### Problem Set 4

**Closure of the Interior of a Closed Set**
Let A be a closed subset of a topological space. Is it necessarily true
that the closure of the interior of A is equal to A? Either prove that
it is, or produce a counterexample.

**[0,1] in the finite complement topology on R**
Let A=[0,1] in the finite complement topology on R.
Find the closure of A and the
interior of A and informally justify your responses.

**The origin and outside the unit metric ball in R**^{2}.
Let A = {(x,y) in R^{2} | x^{2} +y^{2} > or equal to 1}
U {(0,0)}. Look at the standard topology on A as the subspace topology
in R^{2}.

a) Find the closure of the metric ball or radius 1
about the origin: B( (0,0) , 1)
in Tau_{A} and informally justify your answer.

b) Find the interior of {(0,0)} and informally
justify your answer.

**Which of the following are Hausdorff?**
(Informally justify why or why not.)

a) X={1,2,3} with the topology={Empty set,
{1,2}, {2},{2,3},{1,2,3}}

b) The discrete topology on R

c) The Cantor
Set with the subspace topology induced as a subset of the usual
topology on R

d) Rl, the lower limit topology on R

e) The product topology Rl x R

**Zariski Topology**
Let n be a natural number and let *P* be the collection of
all polynomials in n variables. For p in *P* let

Z(p) = {(x_{1}, x_{2}, ..., x_{n}) in R^{n}
| p((x_{1}, x_{2}, ..., x_{n})) = 0}

ie Z(p) is the set of zeros of the polynomial p.

{Z(p)|p in *P*} is a basis for **the closed sets** of
the Zariski topology on R^{n} (ie the empty set and R^{n}
are closed, the finite union and arbitrary intersection of closed sets
are closed.)

a)
Prove that the the Zariski topology on R^{n} is
T_{1} but not T_{2} (see hints below)

b) Prove that on R, the Zariski topology is the
same as the finite
complement topology by showing that they have the same basis elements.

c) **(Grad)** Prove that on R^{2} the Zariski topology is not
the same as the finite complement topology.

Hints and comments on the Zariski problem:

Do note that for R^{2}, p(x,y) = y is a perfectly fine
polynomial in two variables,
as we send the second variable, x to 0*x, ....
The zeros of this polynomial
would be the set (anything, 0).

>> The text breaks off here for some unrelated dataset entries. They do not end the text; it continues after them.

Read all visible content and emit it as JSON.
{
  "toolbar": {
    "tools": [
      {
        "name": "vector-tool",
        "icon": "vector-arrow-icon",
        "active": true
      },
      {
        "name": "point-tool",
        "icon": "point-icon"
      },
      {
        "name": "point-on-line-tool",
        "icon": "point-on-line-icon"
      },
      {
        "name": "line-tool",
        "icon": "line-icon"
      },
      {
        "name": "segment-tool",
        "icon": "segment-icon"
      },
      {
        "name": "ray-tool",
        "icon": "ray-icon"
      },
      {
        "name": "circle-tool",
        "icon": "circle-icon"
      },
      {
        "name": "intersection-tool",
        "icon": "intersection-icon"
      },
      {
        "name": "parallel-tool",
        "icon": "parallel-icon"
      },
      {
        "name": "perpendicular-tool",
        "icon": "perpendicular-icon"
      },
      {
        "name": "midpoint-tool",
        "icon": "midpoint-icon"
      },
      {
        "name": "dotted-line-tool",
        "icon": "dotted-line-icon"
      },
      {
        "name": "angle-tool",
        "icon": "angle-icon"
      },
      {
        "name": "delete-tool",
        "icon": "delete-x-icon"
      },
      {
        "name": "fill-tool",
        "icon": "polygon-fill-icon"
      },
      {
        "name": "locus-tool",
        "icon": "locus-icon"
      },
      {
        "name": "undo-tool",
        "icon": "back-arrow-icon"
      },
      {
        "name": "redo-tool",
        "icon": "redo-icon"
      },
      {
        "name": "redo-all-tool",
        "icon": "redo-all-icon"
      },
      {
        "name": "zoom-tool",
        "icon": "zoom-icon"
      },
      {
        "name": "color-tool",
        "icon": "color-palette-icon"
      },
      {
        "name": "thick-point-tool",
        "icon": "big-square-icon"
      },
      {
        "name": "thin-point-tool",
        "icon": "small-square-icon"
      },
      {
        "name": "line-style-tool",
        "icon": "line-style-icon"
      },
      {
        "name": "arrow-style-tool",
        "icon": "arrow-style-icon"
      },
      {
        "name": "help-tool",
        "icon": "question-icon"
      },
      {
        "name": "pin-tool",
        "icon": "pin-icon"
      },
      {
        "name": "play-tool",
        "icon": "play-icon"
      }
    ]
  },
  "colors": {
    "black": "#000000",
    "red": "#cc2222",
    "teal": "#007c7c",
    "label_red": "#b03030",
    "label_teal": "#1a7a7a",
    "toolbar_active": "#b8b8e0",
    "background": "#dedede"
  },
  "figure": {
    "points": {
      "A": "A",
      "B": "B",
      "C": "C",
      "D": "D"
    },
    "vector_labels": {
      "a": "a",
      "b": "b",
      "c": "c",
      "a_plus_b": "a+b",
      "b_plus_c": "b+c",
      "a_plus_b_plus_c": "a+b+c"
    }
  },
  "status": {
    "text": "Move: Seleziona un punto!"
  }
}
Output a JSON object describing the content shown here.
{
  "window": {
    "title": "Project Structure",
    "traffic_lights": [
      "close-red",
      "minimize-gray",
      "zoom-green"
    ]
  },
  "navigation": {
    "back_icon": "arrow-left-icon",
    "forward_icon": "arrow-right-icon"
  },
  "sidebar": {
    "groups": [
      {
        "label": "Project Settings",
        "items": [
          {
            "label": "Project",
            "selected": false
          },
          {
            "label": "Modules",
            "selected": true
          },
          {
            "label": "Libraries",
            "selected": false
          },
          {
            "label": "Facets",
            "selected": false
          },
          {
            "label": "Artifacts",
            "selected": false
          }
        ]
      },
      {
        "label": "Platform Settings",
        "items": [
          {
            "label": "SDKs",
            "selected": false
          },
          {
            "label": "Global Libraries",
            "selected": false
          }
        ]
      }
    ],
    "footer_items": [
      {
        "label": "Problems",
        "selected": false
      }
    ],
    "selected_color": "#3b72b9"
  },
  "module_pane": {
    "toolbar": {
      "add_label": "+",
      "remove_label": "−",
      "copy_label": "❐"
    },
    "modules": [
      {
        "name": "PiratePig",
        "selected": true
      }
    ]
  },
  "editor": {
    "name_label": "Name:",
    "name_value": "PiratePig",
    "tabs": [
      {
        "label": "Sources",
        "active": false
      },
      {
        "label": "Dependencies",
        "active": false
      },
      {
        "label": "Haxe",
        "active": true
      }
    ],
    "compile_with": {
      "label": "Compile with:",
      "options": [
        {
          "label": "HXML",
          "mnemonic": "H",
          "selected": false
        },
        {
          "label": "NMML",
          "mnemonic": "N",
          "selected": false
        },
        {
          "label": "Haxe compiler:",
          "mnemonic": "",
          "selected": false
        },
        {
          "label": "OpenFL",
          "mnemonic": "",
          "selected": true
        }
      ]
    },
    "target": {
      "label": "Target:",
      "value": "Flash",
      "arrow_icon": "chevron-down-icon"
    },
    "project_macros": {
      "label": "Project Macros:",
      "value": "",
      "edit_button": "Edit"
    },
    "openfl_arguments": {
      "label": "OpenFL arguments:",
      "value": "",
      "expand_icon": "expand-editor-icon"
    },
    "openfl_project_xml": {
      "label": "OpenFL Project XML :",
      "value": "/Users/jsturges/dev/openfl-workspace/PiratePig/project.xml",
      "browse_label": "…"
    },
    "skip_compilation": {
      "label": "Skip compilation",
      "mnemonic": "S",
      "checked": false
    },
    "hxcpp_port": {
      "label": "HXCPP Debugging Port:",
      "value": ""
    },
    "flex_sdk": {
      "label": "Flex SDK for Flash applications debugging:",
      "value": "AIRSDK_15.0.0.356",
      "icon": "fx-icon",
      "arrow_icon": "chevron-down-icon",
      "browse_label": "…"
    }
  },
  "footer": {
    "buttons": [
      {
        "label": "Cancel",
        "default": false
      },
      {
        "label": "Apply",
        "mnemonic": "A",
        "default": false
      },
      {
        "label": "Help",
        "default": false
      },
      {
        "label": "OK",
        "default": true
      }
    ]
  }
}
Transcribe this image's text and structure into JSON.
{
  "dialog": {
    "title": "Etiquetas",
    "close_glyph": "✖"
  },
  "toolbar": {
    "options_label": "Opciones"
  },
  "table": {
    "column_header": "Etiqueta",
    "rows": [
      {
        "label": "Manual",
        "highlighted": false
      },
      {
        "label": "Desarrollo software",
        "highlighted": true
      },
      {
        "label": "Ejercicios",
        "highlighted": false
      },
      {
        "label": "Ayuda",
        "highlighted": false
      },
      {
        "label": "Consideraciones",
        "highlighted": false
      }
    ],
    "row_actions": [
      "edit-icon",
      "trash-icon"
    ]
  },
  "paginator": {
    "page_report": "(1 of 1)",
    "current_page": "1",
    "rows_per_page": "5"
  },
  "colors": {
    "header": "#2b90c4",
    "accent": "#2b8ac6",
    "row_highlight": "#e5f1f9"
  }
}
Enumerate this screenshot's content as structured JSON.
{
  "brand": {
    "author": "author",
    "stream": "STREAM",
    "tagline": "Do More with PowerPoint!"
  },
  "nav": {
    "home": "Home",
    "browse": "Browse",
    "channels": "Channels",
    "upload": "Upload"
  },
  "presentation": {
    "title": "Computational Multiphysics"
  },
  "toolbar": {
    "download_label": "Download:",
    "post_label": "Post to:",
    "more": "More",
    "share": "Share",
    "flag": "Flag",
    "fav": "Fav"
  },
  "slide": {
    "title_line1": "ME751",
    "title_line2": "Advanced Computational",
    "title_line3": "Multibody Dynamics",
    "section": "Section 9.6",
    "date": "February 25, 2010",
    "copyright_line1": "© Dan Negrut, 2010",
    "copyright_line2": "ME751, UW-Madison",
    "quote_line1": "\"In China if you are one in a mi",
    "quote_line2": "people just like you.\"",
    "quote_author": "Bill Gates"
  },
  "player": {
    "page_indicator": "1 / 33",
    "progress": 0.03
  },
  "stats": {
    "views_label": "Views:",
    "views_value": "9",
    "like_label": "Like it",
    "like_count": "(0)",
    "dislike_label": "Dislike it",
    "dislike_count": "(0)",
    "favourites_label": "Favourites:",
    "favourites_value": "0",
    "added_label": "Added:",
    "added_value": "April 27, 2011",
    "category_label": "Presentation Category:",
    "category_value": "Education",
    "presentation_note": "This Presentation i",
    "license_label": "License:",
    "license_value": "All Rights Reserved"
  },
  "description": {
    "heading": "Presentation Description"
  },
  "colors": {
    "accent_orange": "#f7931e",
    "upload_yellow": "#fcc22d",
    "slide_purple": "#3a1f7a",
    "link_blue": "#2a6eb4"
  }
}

You know what a closed set in this topology
look like - the zeros of some polynomial and arbitrary intersections and
finite unions - so that also tells you
what open sets look like (the complement of closed sets).

To show that the Zariski topology
is T_{1}, you can either use the definition,
__or__ prove that a point in R^{n} is
closed (an equivalent formulation
of T_{1} from class). Choose the proof that is easier.

To show that it is not Hausdorff,
what does Hausdorff mean in terms of closed
sets? For all x not equal to y in R^{n}, there exists C, D
closed such that x is not in C, and y is not in D, so that
(C U D) is all of R^{n}. You can negate this and show the negation
holds and so the Zariski topology is not Hausdorff.

The Zariski topology is important in algebraic geometry - there a hyperbolic
paraboloid would be viewed as a closed set in the Zariski topology on
R^{3}. In an abstract algebra II class, one typically examines
the notion of `commutative ring with 1' and of `prime ideal.'
The Zariski topology makes a topological space out of the set of prime
ideals in a commutative ring with 1, by prescribing that the closed sets
should be those subsets of prime ideas which contain a given ideal.
One can make beautiful topological spaces by pasting these together.
One obtains the flexibility of changing the algebraic object
as you move around in your topological space, and the notion of what it
means to be open changes along with it. Some people think that the
universe we live in is a topological space with many dimensions, called
a Calabi-Yau manifold, which can be understood with this type of language.
So even if you are not planning on learning a lot of advanced abstract
mathematics, these abstractions may have everything to do with the
universe we live in.